#### [Description of the task]
Below are entries; tally how many lines hold the string "Local" and answer with only that figure.

#### [Records]
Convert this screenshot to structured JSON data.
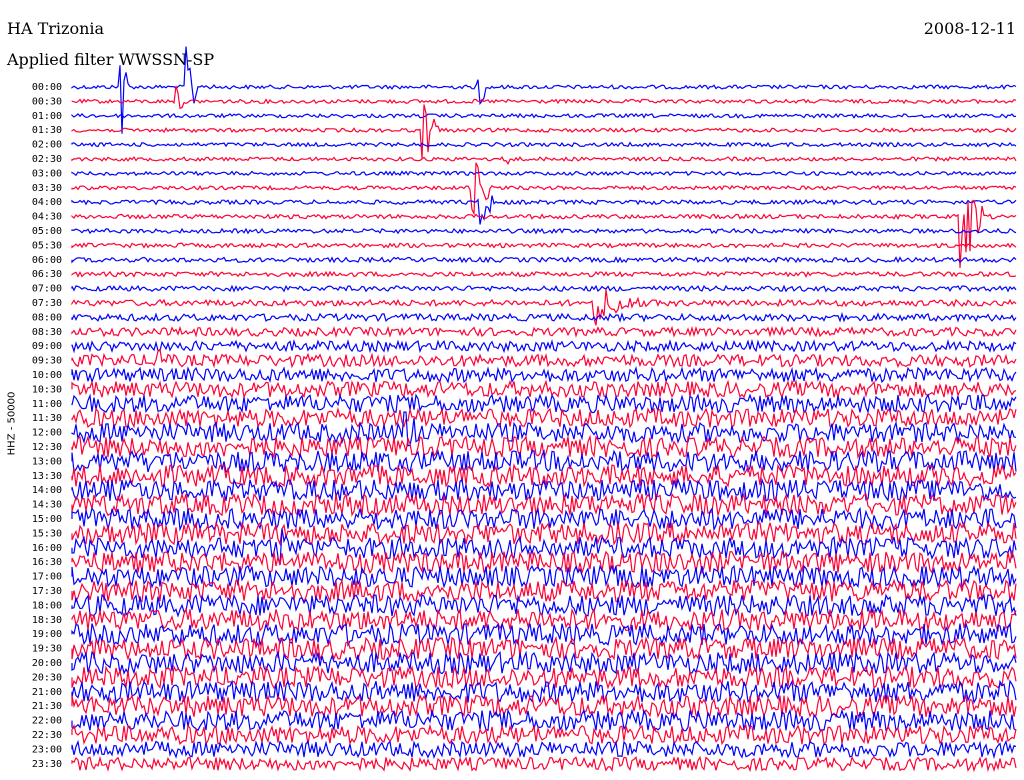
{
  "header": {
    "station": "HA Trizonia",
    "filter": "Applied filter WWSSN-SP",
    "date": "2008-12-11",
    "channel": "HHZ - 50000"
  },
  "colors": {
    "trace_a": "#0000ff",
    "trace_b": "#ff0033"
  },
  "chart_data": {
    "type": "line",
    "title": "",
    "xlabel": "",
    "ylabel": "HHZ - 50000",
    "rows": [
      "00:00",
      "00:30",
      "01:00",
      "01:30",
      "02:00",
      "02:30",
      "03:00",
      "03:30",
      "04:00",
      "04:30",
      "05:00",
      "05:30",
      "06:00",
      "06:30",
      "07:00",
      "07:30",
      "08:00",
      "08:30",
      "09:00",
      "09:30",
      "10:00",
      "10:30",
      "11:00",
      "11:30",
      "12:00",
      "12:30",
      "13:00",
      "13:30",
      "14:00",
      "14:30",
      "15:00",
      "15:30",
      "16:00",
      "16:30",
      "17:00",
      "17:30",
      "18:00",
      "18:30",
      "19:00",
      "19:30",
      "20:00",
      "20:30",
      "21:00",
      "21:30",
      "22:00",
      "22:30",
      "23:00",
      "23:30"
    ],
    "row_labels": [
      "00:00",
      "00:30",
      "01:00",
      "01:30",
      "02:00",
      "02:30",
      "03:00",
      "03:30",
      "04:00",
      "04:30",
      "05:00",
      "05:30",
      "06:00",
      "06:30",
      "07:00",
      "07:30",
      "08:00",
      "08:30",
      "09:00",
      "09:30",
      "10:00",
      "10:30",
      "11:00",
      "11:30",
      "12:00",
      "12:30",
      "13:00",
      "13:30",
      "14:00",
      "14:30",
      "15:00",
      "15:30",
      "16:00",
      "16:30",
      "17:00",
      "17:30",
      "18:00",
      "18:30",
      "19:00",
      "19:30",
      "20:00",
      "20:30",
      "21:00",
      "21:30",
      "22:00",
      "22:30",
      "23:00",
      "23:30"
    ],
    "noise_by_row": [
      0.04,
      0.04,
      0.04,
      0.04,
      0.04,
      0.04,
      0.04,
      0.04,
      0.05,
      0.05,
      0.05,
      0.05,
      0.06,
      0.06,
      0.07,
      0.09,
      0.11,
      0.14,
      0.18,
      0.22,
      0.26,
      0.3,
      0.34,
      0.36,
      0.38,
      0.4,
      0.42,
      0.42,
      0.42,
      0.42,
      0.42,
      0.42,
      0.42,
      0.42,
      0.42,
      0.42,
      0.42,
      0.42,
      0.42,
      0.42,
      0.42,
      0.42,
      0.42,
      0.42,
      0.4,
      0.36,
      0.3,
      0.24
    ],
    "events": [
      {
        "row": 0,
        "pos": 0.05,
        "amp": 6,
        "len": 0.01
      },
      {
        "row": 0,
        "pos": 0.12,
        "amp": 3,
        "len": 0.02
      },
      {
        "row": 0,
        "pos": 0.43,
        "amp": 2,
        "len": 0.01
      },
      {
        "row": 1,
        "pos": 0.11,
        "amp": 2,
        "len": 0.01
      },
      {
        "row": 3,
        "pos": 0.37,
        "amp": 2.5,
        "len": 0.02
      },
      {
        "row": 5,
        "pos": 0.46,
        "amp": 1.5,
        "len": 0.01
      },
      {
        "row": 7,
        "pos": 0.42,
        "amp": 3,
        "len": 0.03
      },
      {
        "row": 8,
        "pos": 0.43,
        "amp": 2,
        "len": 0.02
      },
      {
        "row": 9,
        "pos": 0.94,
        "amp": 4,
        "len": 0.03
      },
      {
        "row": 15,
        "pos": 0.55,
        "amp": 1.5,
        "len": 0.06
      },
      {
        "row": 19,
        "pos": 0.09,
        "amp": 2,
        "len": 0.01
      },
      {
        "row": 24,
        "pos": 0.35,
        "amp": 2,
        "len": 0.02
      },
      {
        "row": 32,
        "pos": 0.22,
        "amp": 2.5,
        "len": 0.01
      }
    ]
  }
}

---

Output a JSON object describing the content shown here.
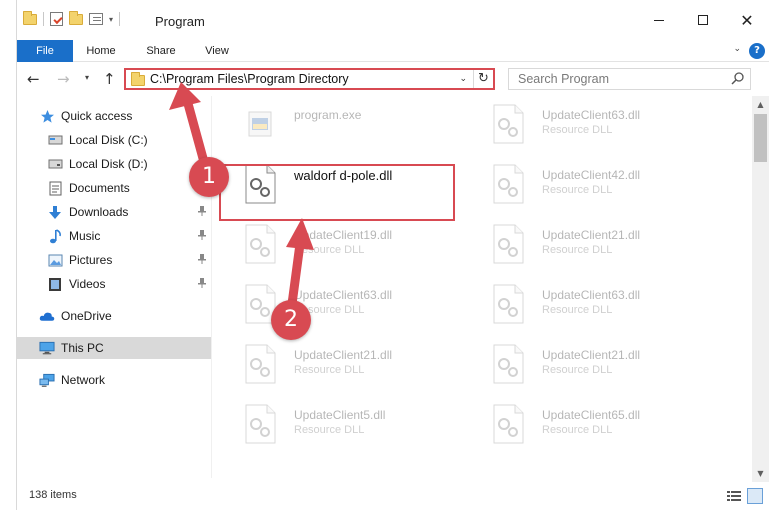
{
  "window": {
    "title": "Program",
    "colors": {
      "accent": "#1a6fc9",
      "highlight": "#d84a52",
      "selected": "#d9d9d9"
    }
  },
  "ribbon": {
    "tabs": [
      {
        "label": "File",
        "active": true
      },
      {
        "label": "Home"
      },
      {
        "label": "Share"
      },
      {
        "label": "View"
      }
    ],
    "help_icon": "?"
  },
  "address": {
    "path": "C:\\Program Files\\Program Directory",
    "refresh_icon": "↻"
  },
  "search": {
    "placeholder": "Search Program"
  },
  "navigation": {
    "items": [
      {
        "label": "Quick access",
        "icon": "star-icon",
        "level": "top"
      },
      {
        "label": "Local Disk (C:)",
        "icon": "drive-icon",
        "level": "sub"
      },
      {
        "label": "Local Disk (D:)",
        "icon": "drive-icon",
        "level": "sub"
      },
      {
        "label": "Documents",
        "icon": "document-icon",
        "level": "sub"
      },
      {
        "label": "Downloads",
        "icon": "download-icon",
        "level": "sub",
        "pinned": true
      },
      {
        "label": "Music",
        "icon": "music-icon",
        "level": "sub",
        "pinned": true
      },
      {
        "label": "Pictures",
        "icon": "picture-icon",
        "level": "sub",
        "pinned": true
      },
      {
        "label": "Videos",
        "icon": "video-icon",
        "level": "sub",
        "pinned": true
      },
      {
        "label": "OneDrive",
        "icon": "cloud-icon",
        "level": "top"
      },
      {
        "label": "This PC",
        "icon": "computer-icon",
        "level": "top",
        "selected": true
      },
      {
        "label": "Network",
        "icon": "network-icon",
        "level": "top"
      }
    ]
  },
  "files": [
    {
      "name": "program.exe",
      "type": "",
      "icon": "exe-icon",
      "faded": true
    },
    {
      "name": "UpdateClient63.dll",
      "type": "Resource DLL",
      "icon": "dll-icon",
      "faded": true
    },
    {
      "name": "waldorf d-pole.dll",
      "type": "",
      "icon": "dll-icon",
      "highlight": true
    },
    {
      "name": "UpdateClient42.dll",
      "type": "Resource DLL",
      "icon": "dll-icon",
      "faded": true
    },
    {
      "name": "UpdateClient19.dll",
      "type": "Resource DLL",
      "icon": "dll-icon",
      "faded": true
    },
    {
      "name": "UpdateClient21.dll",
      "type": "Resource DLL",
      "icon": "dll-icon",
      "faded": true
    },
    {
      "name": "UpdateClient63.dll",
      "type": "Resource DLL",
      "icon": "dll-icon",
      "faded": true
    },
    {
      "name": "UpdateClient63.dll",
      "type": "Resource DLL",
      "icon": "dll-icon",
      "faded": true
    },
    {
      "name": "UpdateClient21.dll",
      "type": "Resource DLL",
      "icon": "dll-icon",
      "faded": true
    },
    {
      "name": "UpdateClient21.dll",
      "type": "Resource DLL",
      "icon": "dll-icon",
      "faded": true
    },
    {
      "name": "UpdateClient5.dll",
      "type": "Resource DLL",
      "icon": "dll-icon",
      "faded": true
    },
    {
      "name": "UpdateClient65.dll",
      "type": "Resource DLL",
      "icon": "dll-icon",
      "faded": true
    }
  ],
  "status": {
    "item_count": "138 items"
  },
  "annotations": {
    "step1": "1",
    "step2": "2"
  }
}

#### [Written reply]
2